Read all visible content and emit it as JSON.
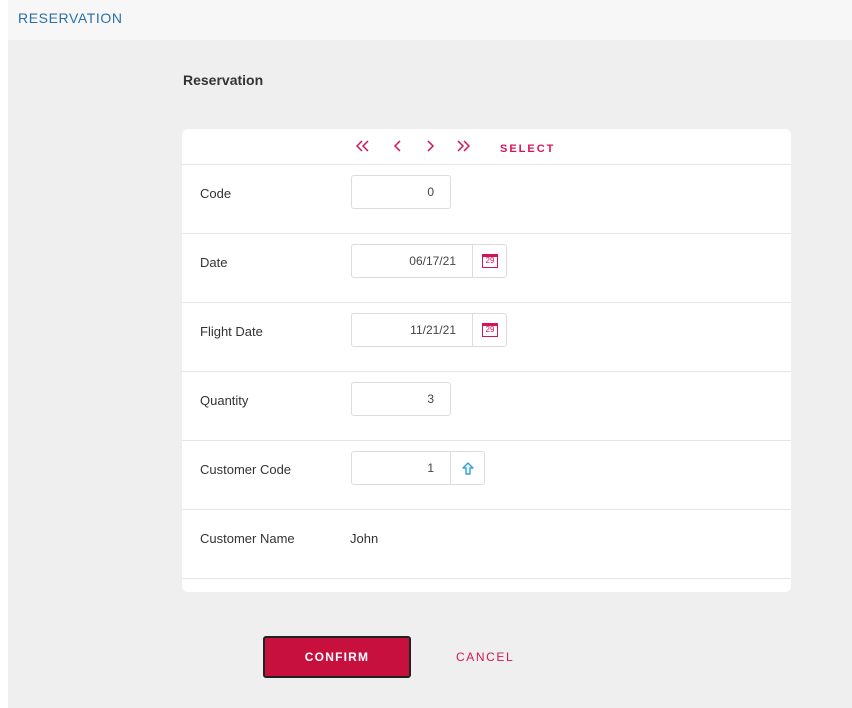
{
  "header": {
    "app_title": "RESERVATION"
  },
  "page": {
    "title": "Reservation"
  },
  "navigation": {
    "first_icon": "double-chevron-left-icon",
    "prev_icon": "chevron-left-icon",
    "next_icon": "chevron-right-icon",
    "last_icon": "double-chevron-right-icon",
    "select_label": "SELECT"
  },
  "form": {
    "code": {
      "label": "Code",
      "value": "0"
    },
    "date": {
      "label": "Date",
      "value": "06/17/21",
      "button_icon": "calendar-icon",
      "icon_text": "29"
    },
    "flight_date": {
      "label": "Flight Date",
      "value": "11/21/21",
      "button_icon": "calendar-icon",
      "icon_text": "29"
    },
    "quantity": {
      "label": "Quantity",
      "value": "3"
    },
    "customer_code": {
      "label": "Customer Code",
      "value": "1",
      "button_icon": "arrow-up-icon"
    },
    "customer_name": {
      "label": "Customer Name",
      "value": "John"
    }
  },
  "actions": {
    "confirm_label": "CONFIRM",
    "cancel_label": "CANCEL"
  },
  "colors": {
    "accent": "#d4145a",
    "confirm_bg": "#c8103f",
    "header_text": "#2a6fa8",
    "arrow_icon": "#3a9fd9"
  }
}
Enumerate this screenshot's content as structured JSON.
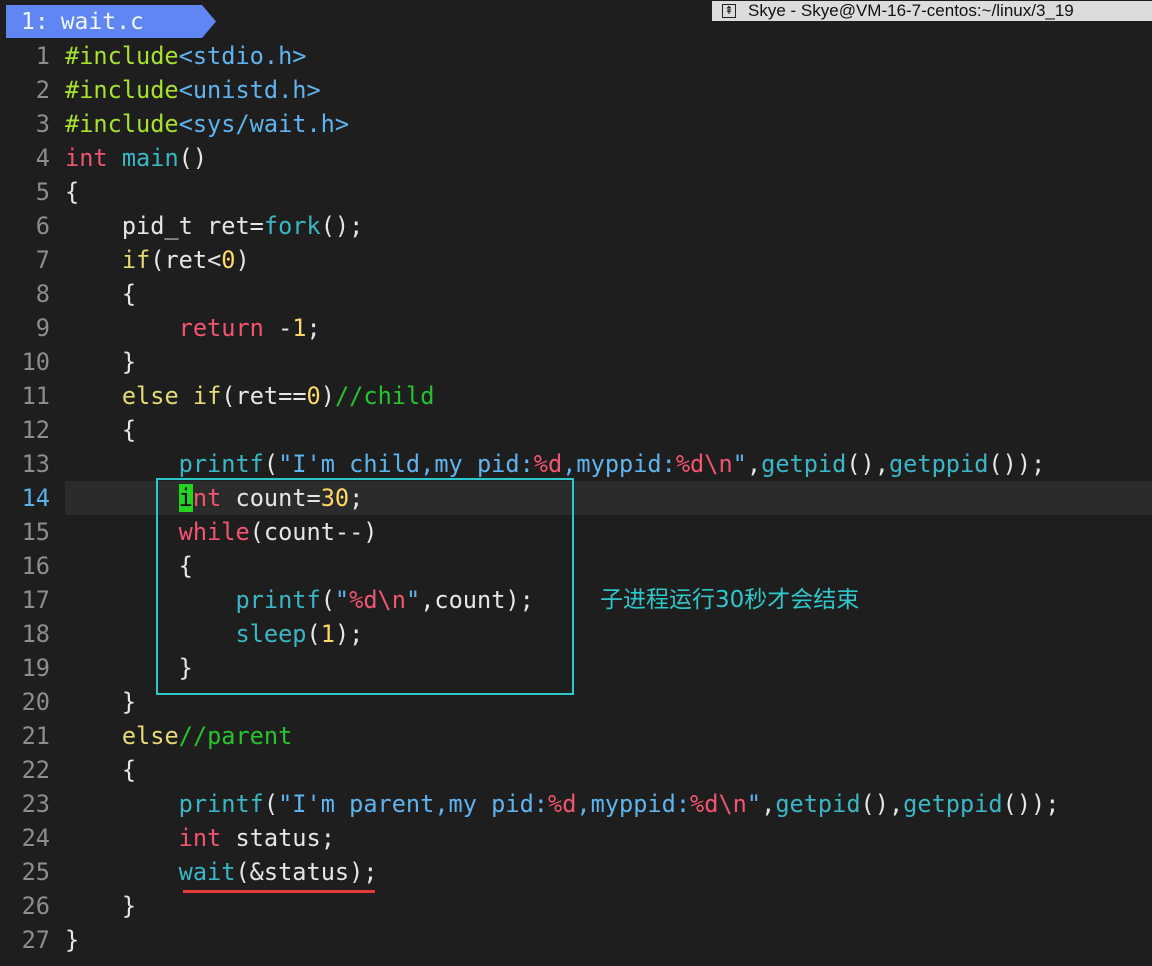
{
  "tab": {
    "number": "1:",
    "filename": "wait.c"
  },
  "window": {
    "title": "Skye - Skye@VM-16-7-centos:~/linux/3_19"
  },
  "colors": {
    "highlight_box": "#2ec8cc",
    "underline": "#e53935",
    "cursor": "#22d41e",
    "tab": "#5f86f2"
  },
  "annotation": {
    "note": "子进程运行30秒才会结束"
  },
  "code": {
    "current_line": 14,
    "lines": [
      {
        "n": "1"
      },
      {
        "n": "2"
      },
      {
        "n": "3"
      },
      {
        "n": "4"
      },
      {
        "n": "5"
      },
      {
        "n": "6"
      },
      {
        "n": "7"
      },
      {
        "n": "8"
      },
      {
        "n": "9"
      },
      {
        "n": "10"
      },
      {
        "n": "11"
      },
      {
        "n": "12"
      },
      {
        "n": "13"
      },
      {
        "n": "14"
      },
      {
        "n": "15"
      },
      {
        "n": "16"
      },
      {
        "n": "17"
      },
      {
        "n": "18"
      },
      {
        "n": "19"
      },
      {
        "n": "20"
      },
      {
        "n": "21"
      },
      {
        "n": "22"
      },
      {
        "n": "23"
      },
      {
        "n": "24"
      },
      {
        "n": "25"
      },
      {
        "n": "26"
      },
      {
        "n": "27"
      }
    ],
    "tokens": {
      "l1": [
        "#include",
        "<stdio.h>"
      ],
      "l2": [
        "#include",
        "<unistd.h>"
      ],
      "l3": [
        "#include",
        "<sys/wait.h>"
      ],
      "l4": [
        "int",
        " ",
        "main",
        "()"
      ],
      "l5": [
        "{"
      ],
      "l6": [
        "    pid_t ret=",
        "fork",
        "();"
      ],
      "l7": [
        "    ",
        "if",
        "(ret<",
        "0",
        ")"
      ],
      "l8": [
        "    {"
      ],
      "l9": [
        "        ",
        "return",
        " -",
        "1",
        ";"
      ],
      "l10": [
        "    }"
      ],
      "l11": [
        "    ",
        "else",
        " ",
        "if",
        "(ret==",
        "0",
        ")",
        "//child"
      ],
      "l12": [
        "    {"
      ],
      "l13": [
        "        ",
        "printf",
        "(",
        "\"I'm child,my pid:",
        "%d",
        ",myppid:",
        "%d\\n",
        "\"",
        ",",
        "getpid",
        "(),",
        "getppid",
        "());"
      ],
      "l14": [
        "        ",
        "i",
        "nt",
        " count=",
        "30",
        ";"
      ],
      "l15": [
        "        ",
        "while",
        "(count--)"
      ],
      "l16": [
        "        {"
      ],
      "l17": [
        "            ",
        "printf",
        "(",
        "\"",
        "%d\\n",
        "\"",
        ",count);"
      ],
      "l18": [
        "            ",
        "sleep",
        "(",
        "1",
        ");"
      ],
      "l19": [
        "        }"
      ],
      "l20": [
        "    }"
      ],
      "l21": [
        "    ",
        "else",
        "//parent"
      ],
      "l22": [
        "    {"
      ],
      "l23": [
        "        ",
        "printf",
        "(",
        "\"I'm parent,my pid:",
        "%d",
        ",myppid:",
        "%d\\n",
        "\"",
        ",",
        "getpid",
        "(),",
        "getppid",
        "());"
      ],
      "l24": [
        "        ",
        "int",
        " status;"
      ],
      "l25": [
        "        ",
        "wait",
        "(&status);"
      ],
      "l26": [
        "    }"
      ],
      "l27": [
        "}"
      ]
    }
  }
}
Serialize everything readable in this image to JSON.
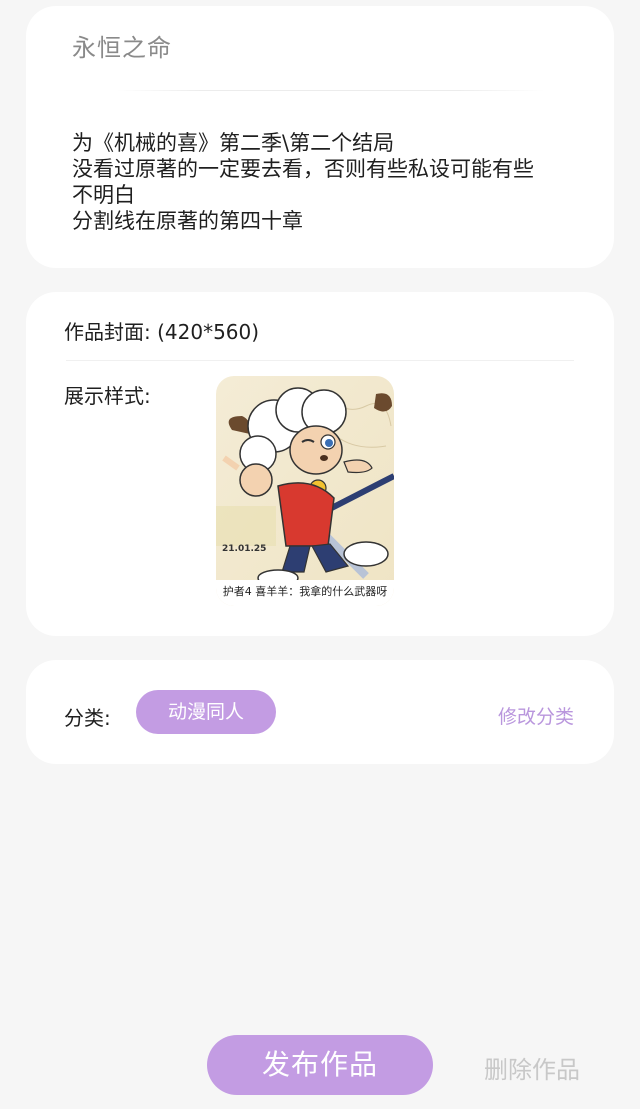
{
  "work": {
    "title": "永恒之命",
    "description_lines": [
      "为《机械的喜》第二季\\第二个结局",
      "没看过原著的一定要去看，否则有些私设可能有些",
      "不明白",
      "分割线在原著的第四十章"
    ]
  },
  "cover": {
    "label": "作品封面: (420*560)",
    "style_label": "展示样式:",
    "image_caption": "护者4 喜羊羊：我拿的什么武器呀",
    "image_date": "21.01.25"
  },
  "category": {
    "label": "分类:",
    "value": "动漫同人",
    "edit_label": "修改分类"
  },
  "actions": {
    "publish_label": "发布作品",
    "delete_label": "删除作品"
  },
  "colors": {
    "accent": "#c39ce3",
    "accent_text": "#b996dd",
    "disabled_text": "#c8c8c8",
    "background": "#f6f6f6"
  }
}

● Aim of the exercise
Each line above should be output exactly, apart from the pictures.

● Response box
Read all visible content and emit it as JSON.
{
  "header": {
    "app_title": "RESERVATION"
  },
  "page": {
    "title": "Reservation"
  },
  "navigation": {
    "first_icon": "double-chevron-left-icon",
    "prev_icon": "chevron-left-icon",
    "next_icon": "chevron-right-icon",
    "last_icon": "double-chevron-right-icon",
    "select_label": "SELECT"
  },
  "form": {
    "code": {
      "label": "Code",
      "value": "0"
    },
    "date": {
      "label": "Date",
      "value": "06/17/21",
      "button_icon": "calendar-icon",
      "icon_text": "29"
    },
    "flight_date": {
      "label": "Flight Date",
      "value": "11/21/21",
      "button_icon": "calendar-icon",
      "icon_text": "29"
    },
    "quantity": {
      "label": "Quantity",
      "value": "3"
    },
    "customer_code": {
      "label": "Customer Code",
      "value": "1",
      "button_icon": "arrow-up-icon"
    },
    "customer_name": {
      "label": "Customer Name",
      "value": "John"
    }
  },
  "actions": {
    "confirm_label": "CONFIRM",
    "cancel_label": "CANCEL"
  },
  "colors": {
    "accent": "#d4145a",
    "confirm_bg": "#c8103f",
    "header_text": "#2a6fa8",
    "arrow_icon": "#3a9fd9"
  }
}
Enumerate this screenshot's content as structured JSON.
{
  "tab": {
    "number": "1:",
    "filename": "wait.c"
  },
  "window": {
    "title": "Skye - Skye@VM-16-7-centos:~/linux/3_19"
  },
  "colors": {
    "highlight_box": "#2ec8cc",
    "underline": "#e53935",
    "cursor": "#22d41e",
    "tab": "#5f86f2"
  },
  "annotation": {
    "note": "子进程运行30秒才会结束"
  },
  "code": {
    "current_line": 14,
    "lines": [
      {
        "n": "1"
      },
      {
        "n": "2"
      },
      {
        "n": "3"
      },
      {
        "n": "4"
      },
      {
        "n": "5"
      },
      {
        "n": "6"
      },
      {
        "n": "7"
      },
      {
        "n": "8"
      },
      {
        "n": "9"
      },
      {
        "n": "10"
      },
      {
        "n": "11"
      },
      {
        "n": "12"
      },
      {
        "n": "13"
      },
      {
        "n": "14"
      },
      {
        "n": "15"
      },
      {
        "n": "16"
      },
      {
        "n": "17"
      },
      {
        "n": "18"
      },
      {
        "n": "19"
      },
      {
        "n": "20"
      },
      {
        "n": "21"
      },
      {
        "n": "22"
      },
      {
        "n": "23"
      },
      {
        "n": "24"
      },
      {
        "n": "25"
      },
      {
        "n": "26"
      },
      {
        "n": "27"
      }
    ],
    "tokens": {
      "l1": [
        "#include",
        "<stdio.h>"
      ],
      "l2": [
        "#include",
        "<unistd.h>"
      ],
      "l3": [
        "#include",
        "<sys/wait.h>"
      ],
      "l4": [
        "int",
        " ",
        "main",
        "()"
      ],
      "l5": [
        "{"
      ],
      "l6": [
        "    pid_t ret=",
        "fork",
        "();"
      ],
      "l7": [
        "    ",
        "if",
        "(ret<",
        "0",
        ")"
      ],
      "l8": [
        "    {"
      ],
      "l9": [
        "        ",
        "return",
        " -",
        "1",
        ";"
      ],
      "l10": [
        "    }"
      ],
      "l11": [
        "    ",
        "else",
        " ",
        "if",
        "(ret==",
        "0",
        ")",
        "//child"
      ],
      "l12": [
        "    {"
      ],
      "l13": [
        "        ",
        "printf",
        "(",
        "\"I'm child,my pid:",
        "%d",
        ",myppid:",
        "%d\\n",
        "\"",
        ",",
        "getpid",
        "(),",
        "getppid",
        "());"
      ],
      "l14": [
        "        ",
        "i",
        "nt",
        " count=",
        "30",
        ";"
      ],
      "l15": [
        "        ",
        "while",
        "(count--)"
      ],
      "l16": [
        "        {"
      ],
      "l17": [
        "            ",
        "printf",
        "(",
        "\"",
        "%d\\n",
        "\"",
        ",count);"
      ],
      "l18": [
        "            ",
        "sleep",
        "(",
        "1",
        ");"
      ],
      "l19": [
        "        }"
      ],
      "l20": [
        "    }"
      ],
      "l21": [
        "    ",
        "else",
        "//parent"
      ],
      "l22": [
        "    {"
      ],
      "l23": [
        "        ",
        "printf",
        "(",
        "\"I'm parent,my pid:",
        "%d",
        ",myppid:",
        "%d\\n",
        "\"",
        ",",
        "getpid",
        "(),",
        "getppid",
        "());"
      ],
      "l24": [
        "        ",
        "int",
        " status;"
      ],
      "l25": [
        "        ",
        "wait",
        "(&status);"
      ],
      "l26": [
        "    }"
      ],
      "l27": [
        "}"
      ]
    }
  }
}
Serialize everything readable in this image to JSON.
{
  "work": {
    "title": "永恒之命",
    "description_lines": [
      "为《机械的喜》第二季\\第二个结局",
      "没看过原著的一定要去看，否则有些私设可能有些",
      "不明白",
      "分割线在原著的第四十章"
    ]
  },
  "cover": {
    "label": "作品封面: (420*560)",
    "style_label": "展示样式:",
    "image_caption": "护者4 喜羊羊：我拿的什么武器呀",
    "image_date": "21.01.25"
  },
  "category": {
    "label": "分类:",
    "value": "动漫同人",
    "edit_label": "修改分类"
  },
  "actions": {
    "publish_label": "发布作品",
    "delete_label": "删除作品"
  },
  "colors": {
    "accent": "#c39ce3",
    "accent_text": "#b996dd",
    "disabled_text": "#c8c8c8",
    "background": "#f6f6f6"
  }
}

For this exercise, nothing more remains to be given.